15 july 2017
As featured in this week’s Salisbury Journal – Dr Amber Johnston is the Clinical Psychologist who leads the Allied Health Professional
(AHP) team at Glenside. Each service user admitted to Glenside has a neurological condition or acquired brain injury, including traumatic brain injury, neurological disease, or progressive diagnosis. As part of the neurorehabilitation services provided, Glenside has a full complement of therapy disciplines, including Clinical Psychologists, Physiotherapists, Occupational Therapists, Speech & Languages therapists, Dieticians and Podiatrists.
Rehabilitation is considered to be a full time activity and the therapy team are always devising ways to ensure service users practice new learning outside of formal therapy sessions. This ensures continued strengthening of the recovery of emotional, cognitive and physical abilities.
The AHP team work with the clinical ward staff to tailor-make a rehabilitation program to enable each individual to achieve their goals. The rehabilitation programs are implemented and reviewed by qualified therapists and maintained by Therapy Assistants and Rehabilitation Assistants within each service. This means that all Rehabilitation Assistants have an active responsibility within their role to learn new skills to promote the rehabilitation of the service users.

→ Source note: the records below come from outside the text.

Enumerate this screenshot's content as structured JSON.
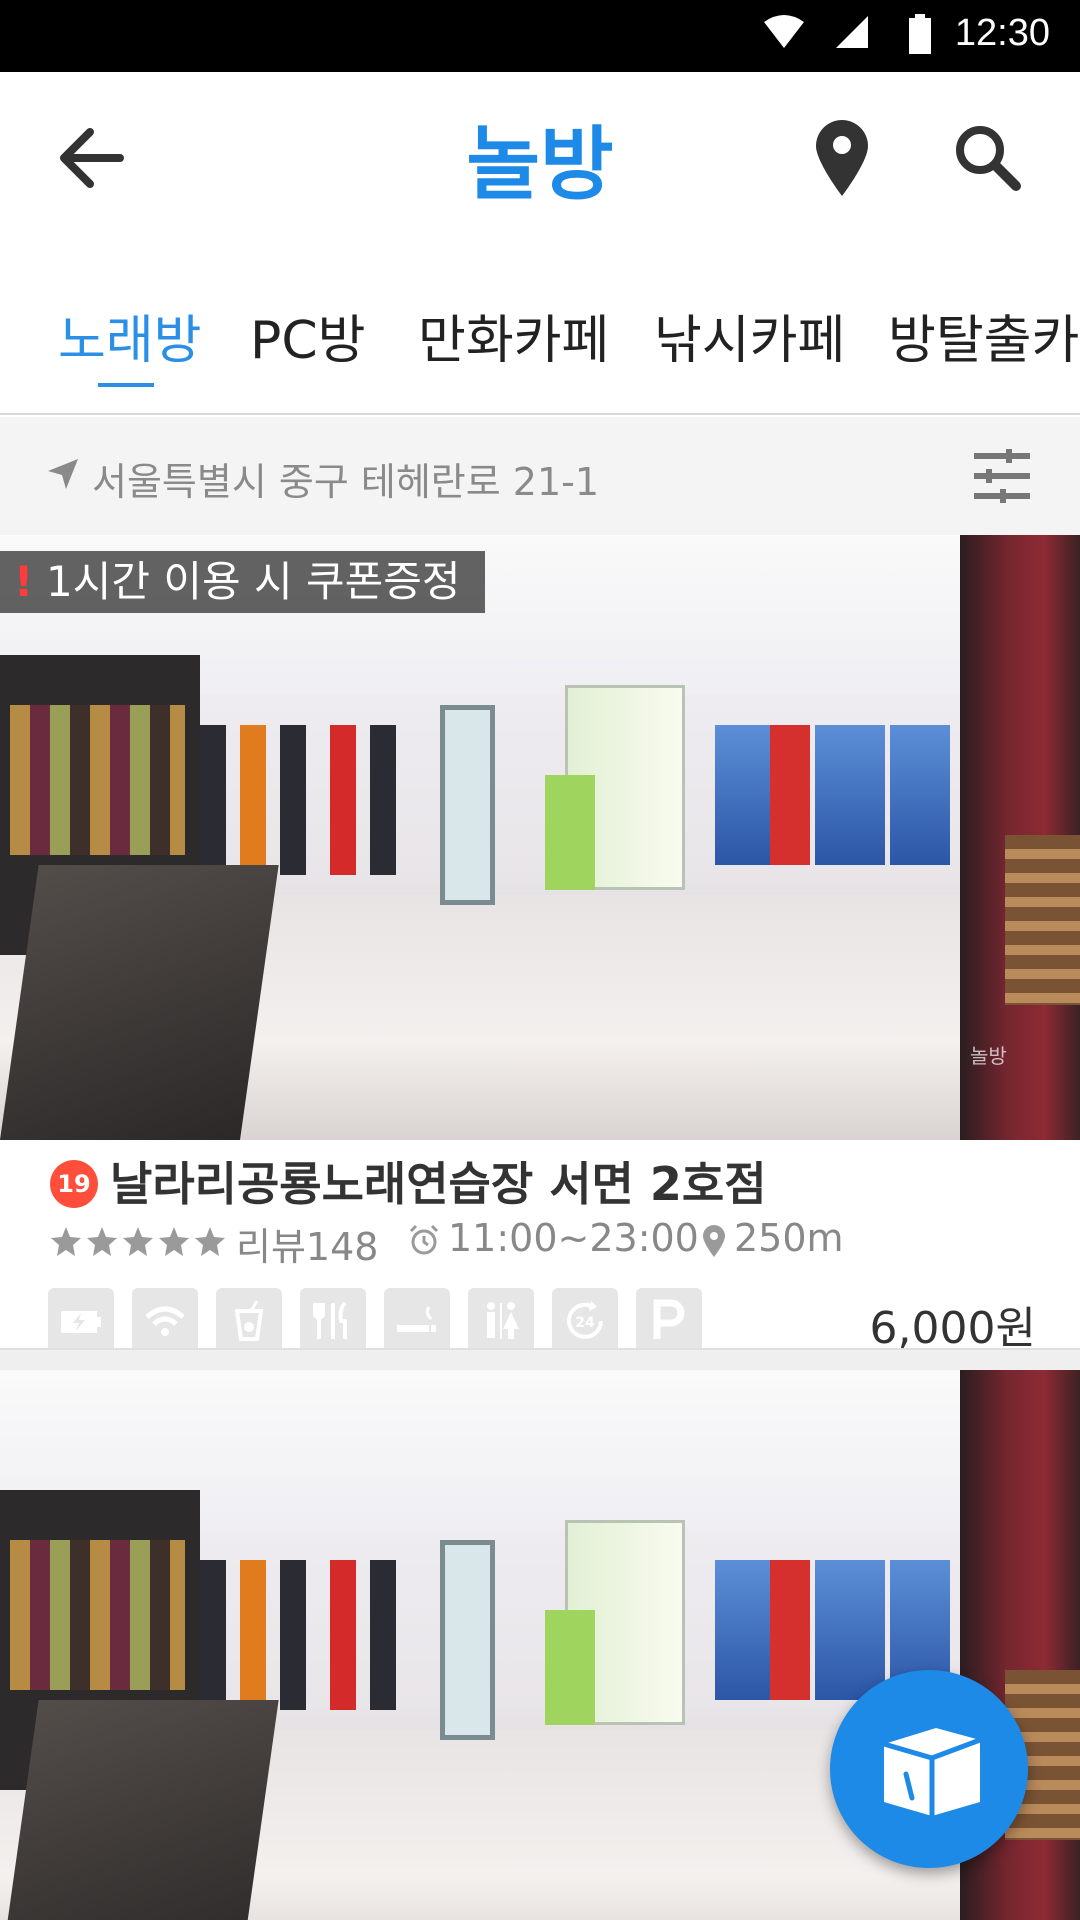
{
  "status_bar": {
    "time": "12:30"
  },
  "app_bar": {
    "title": "놀방"
  },
  "tabs": [
    {
      "label": "노래방",
      "active": true
    },
    {
      "label": "PC방",
      "active": false
    },
    {
      "label": "만화카페",
      "active": false
    },
    {
      "label": "낚시카페",
      "active": false
    },
    {
      "label": "방탈출카페",
      "active": false
    }
  ],
  "location": {
    "address": "서울특별시 중구 테헤란로 21-1"
  },
  "listings": [
    {
      "promo": "1시간 이용 시 쿠폰증정",
      "age_badge": "19",
      "name": "날라리공룡노래연습장 서면 2호점",
      "rating_stars": 5,
      "reviews": "리뷰148",
      "hours": "11:00~23:00",
      "distance": "250m",
      "price": "6,000원",
      "watermark": "놀방",
      "amenities": [
        "battery-icon",
        "wifi-icon",
        "drink-icon",
        "food-icon",
        "smoking-icon",
        "restroom-icon",
        "24h-icon",
        "parking-icon"
      ]
    }
  ],
  "colors": {
    "brand": "#1e8ae8",
    "age_badge": "#ff4f3b",
    "promo_mark": "#ff3b3b"
  }
}
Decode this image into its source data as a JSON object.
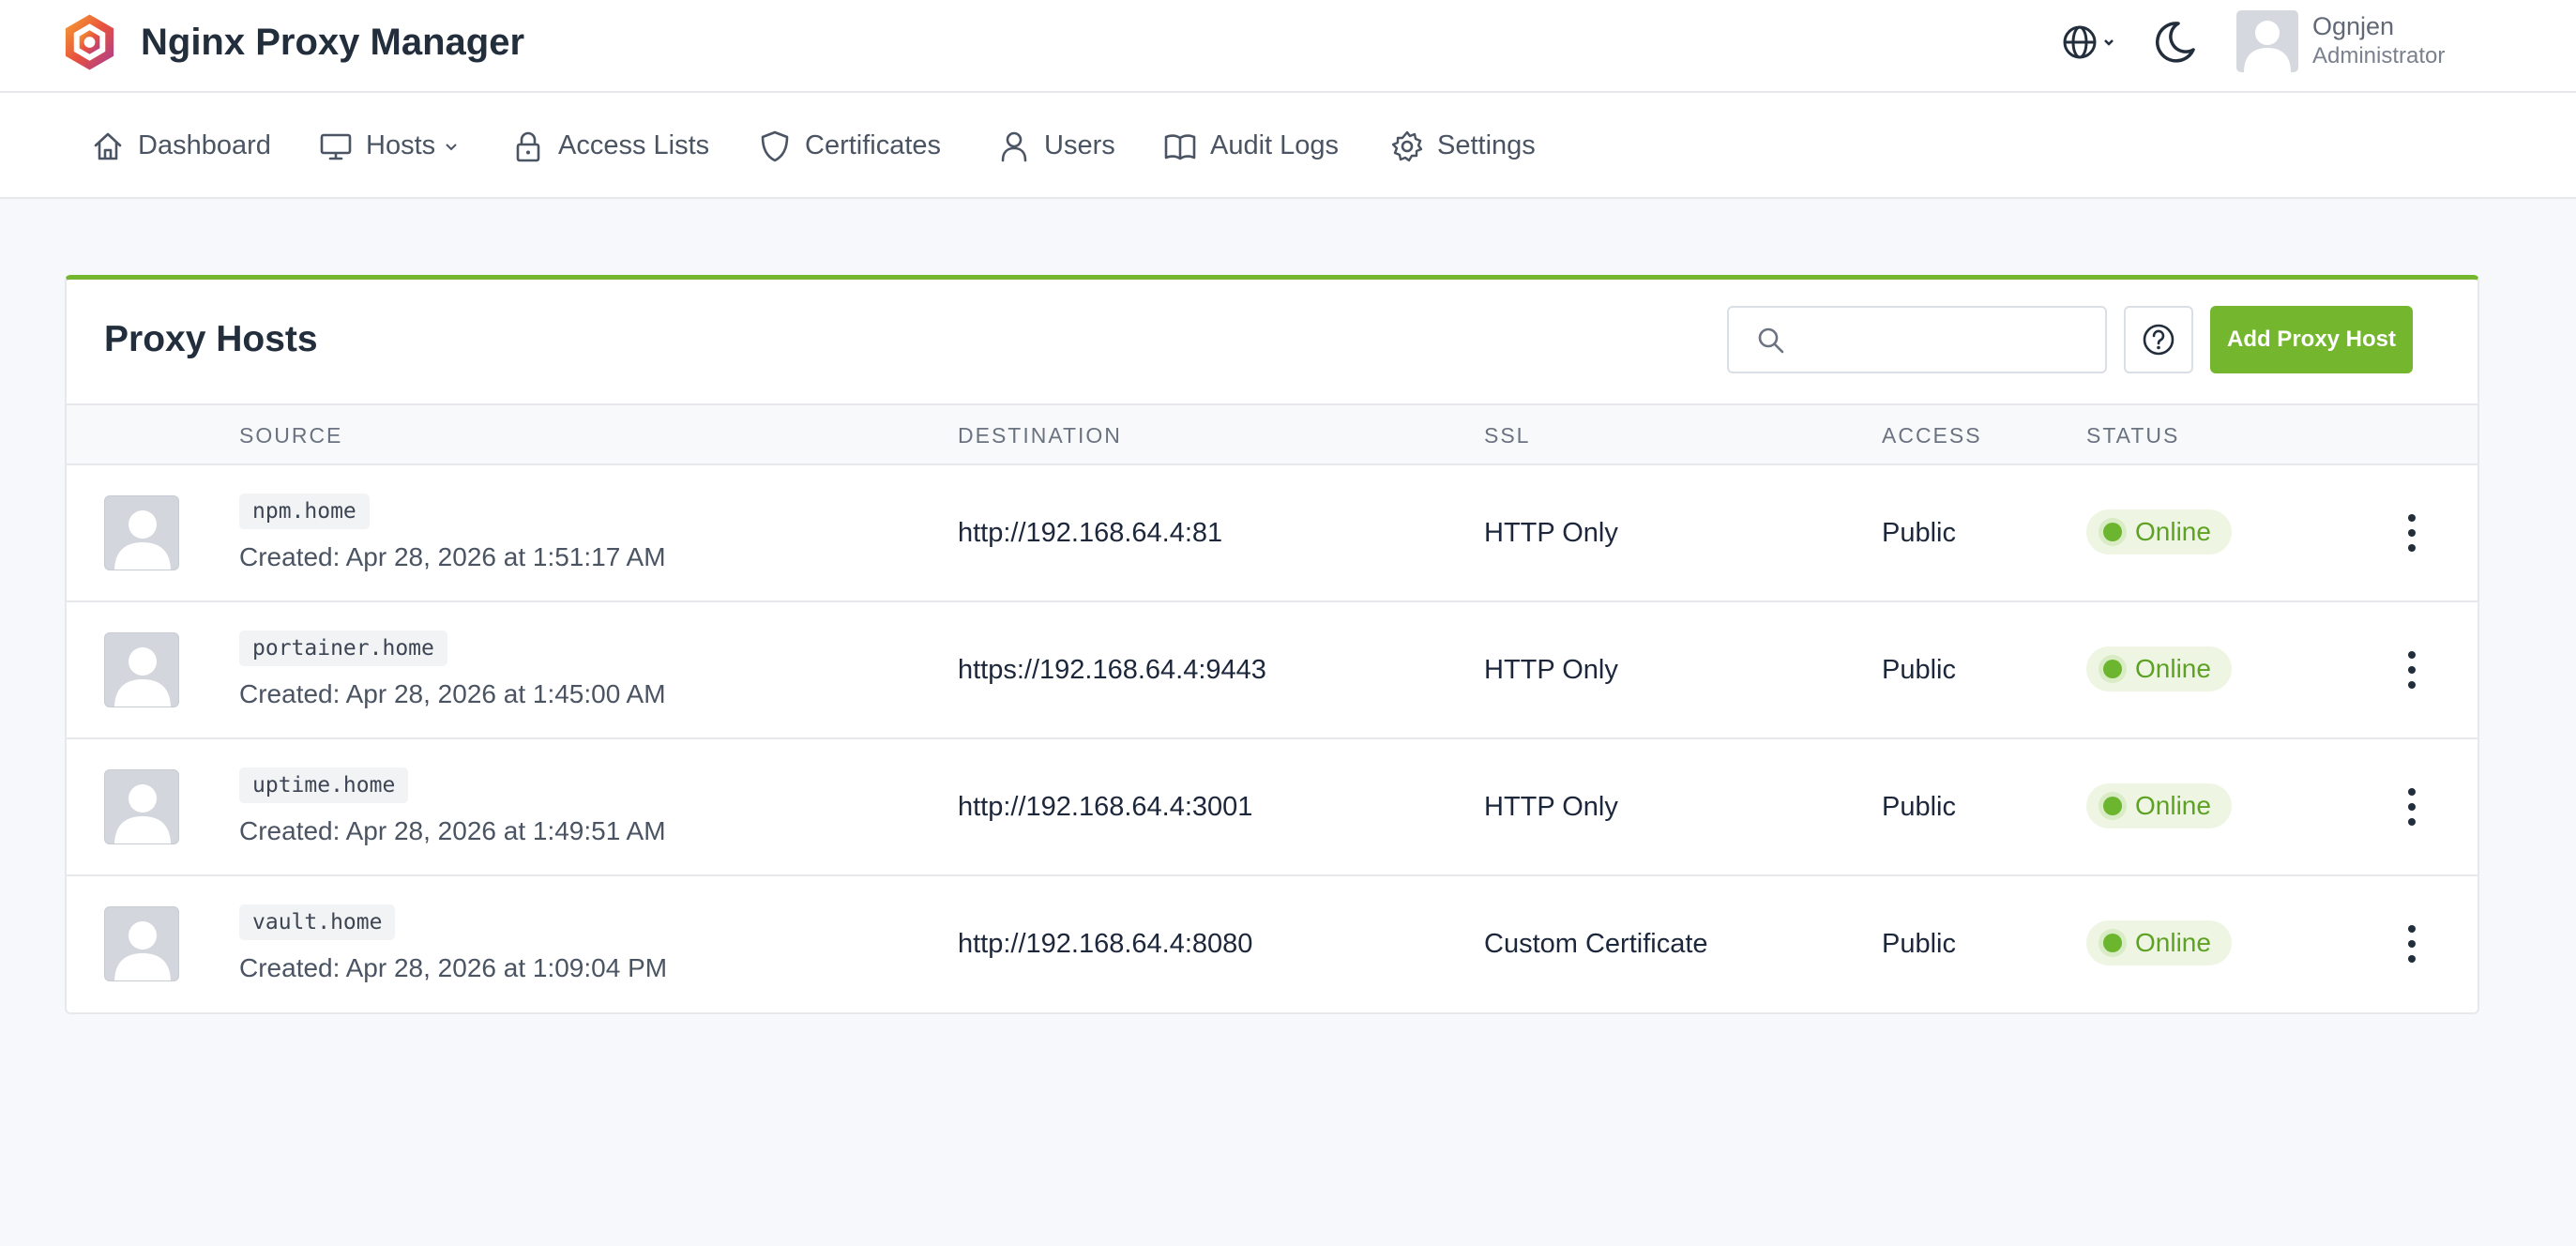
{
  "header": {
    "app_title": "Nginx Proxy Manager",
    "user_name": "Ognjen",
    "user_role": "Administrator"
  },
  "nav": {
    "items": [
      {
        "label": "Dashboard",
        "icon": "home-icon"
      },
      {
        "label": "Hosts",
        "icon": "monitor-icon",
        "dropdown": true
      },
      {
        "label": "Access Lists",
        "icon": "lock-icon"
      },
      {
        "label": "Certificates",
        "icon": "shield-icon"
      },
      {
        "label": "Users",
        "icon": "user-icon"
      },
      {
        "label": "Audit Logs",
        "icon": "book-icon"
      },
      {
        "label": "Settings",
        "icon": "gear-icon"
      }
    ]
  },
  "card": {
    "title": "Proxy Hosts",
    "search_placeholder": "",
    "add_button": "Add Proxy Host"
  },
  "table": {
    "columns": [
      "SOURCE",
      "DESTINATION",
      "SSL",
      "ACCESS",
      "STATUS"
    ],
    "rows": [
      {
        "domain": "npm.home",
        "created": "Created: Apr 28, 2026 at 1:51:17 AM",
        "destination": "http://192.168.64.4:81",
        "ssl": "HTTP Only",
        "access": "Public",
        "status": "Online"
      },
      {
        "domain": "portainer.home",
        "created": "Created: Apr 28, 2026 at 1:45:00 AM",
        "destination": "https://192.168.64.4:9443",
        "ssl": "HTTP Only",
        "access": "Public",
        "status": "Online"
      },
      {
        "domain": "uptime.home",
        "created": "Created: Apr 28, 2026 at 1:49:51 AM",
        "destination": "http://192.168.64.4:3001",
        "ssl": "HTTP Only",
        "access": "Public",
        "status": "Online"
      },
      {
        "domain": "vault.home",
        "created": "Created: Apr 28, 2026 at 1:09:04 PM",
        "destination": "http://192.168.64.4:8080",
        "ssl": "Custom Certificate",
        "access": "Public",
        "status": "Online"
      }
    ]
  },
  "colors": {
    "accent": "#74b72e",
    "status_online": "#5ea224",
    "page_background": "#f6f8fb"
  }
}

There is an ethos of joint working across professions to offer new and interesting opportunities to our service users. For instance, the vocational project linked with the national charity organization The Trussell Trust, involved multiple therapy disciplines working together to support service users to identify individual cognitive and social goals that can be achieved in a work-like setting. Any profit gained is then returned to the charity.
Other vocational activities also help to give service users the opportunity to learn skills which they could use on return into the community, such as doing the mail round, or running the mobile shopping trolley. Additional specialties of the AHP team include developing programs for service users to help with their understanding of their injuries, emotional adjustment, communication strategies, mobility and adaptive equipment, and behaviour management strategies.
The therapy team has a clear supervision structure and maintains a culture to allow Continuing Professional Development (CPD). Therapy Assistants are supported to gain experience and learn the specialist skills in their particular discipline and have a high success rate in getting on to a Degree course in their chosen discipline.
Photo supplied by Salisbury Journal ref DC7758P04.